For his efforts, Geldof received an honorary knighthood and was elevated to a spokesman for African development, according to a report in The Guardian.

Asset managers defended their actions against Geldof’s condemnations.

It’s a lot easier doing business with one country (China) than 54 countries (Africa), said Joe McDevitt, London head of U.S. fund house Pimco, in the The Financial Times report.

There are only 10 investable countries in Africa, just six of which are sufficiently liquid, said Adrian Harris, head of distribution at Renaissance Asset Management, an emerging market specialist which recently closed an African fund at $200 million, according to The Financial Times report.

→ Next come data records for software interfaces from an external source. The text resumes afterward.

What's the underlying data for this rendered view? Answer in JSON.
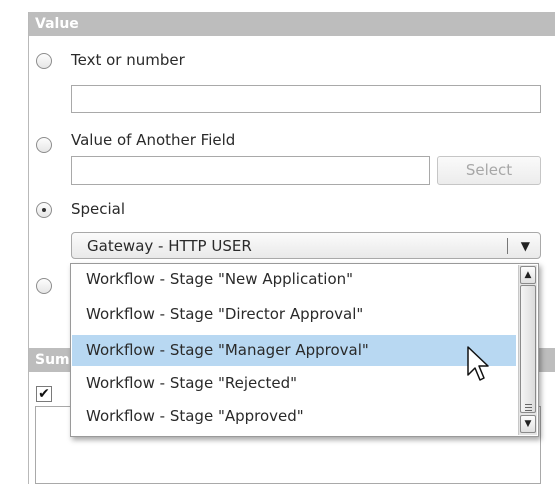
{
  "value_section": {
    "header": "Value",
    "text_or_number": {
      "label": "Text or number",
      "value": ""
    },
    "another_field": {
      "label": "Value of Another Field",
      "value": "",
      "select_label": "Select"
    },
    "special": {
      "label": "Special",
      "selected": true,
      "combo_value": "Gateway - HTTP USER",
      "dropdown_arrow": "▼"
    }
  },
  "summary_section": {
    "header_partial": "Sum",
    "checkbox_checked": true
  },
  "dropdown": {
    "items": [
      {
        "label": "Workflow - Stage \"New Application\"",
        "selected": false
      },
      {
        "label": "Workflow - Stage \"Director Approval\"",
        "selected": false
      },
      {
        "label": "Workflow - Stage \"Manager Approval\"",
        "selected": true
      },
      {
        "label": "Workflow - Stage \"Rejected\"",
        "selected": false
      },
      {
        "label": "Workflow - Stage \"Approved\"",
        "selected": false
      }
    ],
    "scroll_up": "▲",
    "scroll_down": "▼",
    "highlight_color": "#b8d8f2"
  }
}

He described Nigeria, Kenya and Ghana as “very exciting markets.”

The industry would need to see “some stability” before investing in Africa, said Peter De Proft, director-general of the European Fund and Asset Management Association, according to the report.

“It is a whole continent with an important future,” he said. “We have a moral obligation as a fund industry to look at this.”